Well it’s been a while since I’ve written everything. To be honest, I’ve hardly even thought about it. The times that my prolific lacking would pop into my mind, it would be completely overshadowed by the monumental sized pile of work I have to get done.
In my head, I almost have this dichotomy of understanding my time as either all action or all reflection. The thought of being in the trenches with heavy rain and rifle shells flying is overwhelming enough, there’s just no time to stop and write about what’s happening.
With the amount of work that is coming in right now, my idea has been to just duck my head down and plow through the work. Eventually I would come out the other side, reaching my destination of a client-less month of traveling and writing. How cool would that be?
But, I could be doing a little right now in the midst of it all.
“I want to see mountains again, mountains, Gandalf. And then find somewhere quiet where I can finish my book.”
Bilbo had quite the story, lived quite the life. But he saw it as I often do: journey & adventure, then reflection. While it would have been very difficult for a little hobbit such as he to carry with him his quill & book, I have resources available to me at literally any time of the day.
There is a benefit to taking the time throughout the daily grind to ask the right questions. Why did I react how I did? What could have lead that conversation better? Does my client really understand what I’m explaining?
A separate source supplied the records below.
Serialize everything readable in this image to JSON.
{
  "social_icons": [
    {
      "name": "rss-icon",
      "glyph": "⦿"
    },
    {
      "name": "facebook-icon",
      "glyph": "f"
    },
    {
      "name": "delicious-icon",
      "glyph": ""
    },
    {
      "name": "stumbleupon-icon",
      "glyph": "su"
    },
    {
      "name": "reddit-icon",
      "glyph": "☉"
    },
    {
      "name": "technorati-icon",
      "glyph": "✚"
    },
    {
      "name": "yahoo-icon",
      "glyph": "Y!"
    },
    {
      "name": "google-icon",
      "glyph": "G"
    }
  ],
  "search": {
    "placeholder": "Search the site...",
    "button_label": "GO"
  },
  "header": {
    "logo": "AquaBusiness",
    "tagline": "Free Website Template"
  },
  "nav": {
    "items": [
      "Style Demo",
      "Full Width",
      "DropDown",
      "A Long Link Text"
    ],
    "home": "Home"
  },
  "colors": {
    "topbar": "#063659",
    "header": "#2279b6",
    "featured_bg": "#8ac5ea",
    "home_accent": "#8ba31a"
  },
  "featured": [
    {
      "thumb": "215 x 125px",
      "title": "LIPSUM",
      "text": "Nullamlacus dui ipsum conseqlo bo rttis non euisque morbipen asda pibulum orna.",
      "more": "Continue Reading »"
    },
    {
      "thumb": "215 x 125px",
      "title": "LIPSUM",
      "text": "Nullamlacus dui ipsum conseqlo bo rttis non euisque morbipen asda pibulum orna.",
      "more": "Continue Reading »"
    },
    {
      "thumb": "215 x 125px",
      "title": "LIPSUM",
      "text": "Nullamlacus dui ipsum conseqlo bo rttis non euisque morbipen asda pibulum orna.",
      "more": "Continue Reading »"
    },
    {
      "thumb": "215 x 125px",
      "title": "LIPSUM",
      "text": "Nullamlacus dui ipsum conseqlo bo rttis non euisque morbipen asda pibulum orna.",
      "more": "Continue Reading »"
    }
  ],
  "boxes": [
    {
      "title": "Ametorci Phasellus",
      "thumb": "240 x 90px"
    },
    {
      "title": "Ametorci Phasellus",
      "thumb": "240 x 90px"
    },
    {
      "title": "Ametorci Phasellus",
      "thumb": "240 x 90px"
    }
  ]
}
Heck, do I even understand what I’m explaining.
It’s a tough discipline, and a counter-intuitive one at that. When we finish step 1, and we see step 2 just ahead, we step! Before we know it, we’re getting altitude sickness on step 143 with no recollection of how we got there.
So am I saying we should add a reflection line under each to-do? Maybe! I think I’ll try that and let you know how it goes. I want to get in the habit of automatically analyzing what was done well and what wasn’t.
Some people suffer from the other problem, however. And that is over-analyzing.
We all know people like that, whether internally or externally, always thinking and re-thinking, stressing and distressing. And as soon as analyzing your analyzing, see ya later. This is obviously far from productivity; it’s what many also have aptly titled analysis paralysis.
Doing & stewing, perspiration & contemplation, sweat & vet.
Sorry, couldn’t help myself from coming up with some cheesy names, it’s getting late. But whatever you want to call it, there is technique to achieving the perfect balance.
I find that writing it out is a very valuable method of fully fleshing out ideas. You can have a few bullet points in your head or even just a headline. But it takes some proper thinking to get to the guts of the concept.
However long or short you hold up, a little extra time thinking can go a long way. Diving into the cause and effect in order to make adjustments along the way.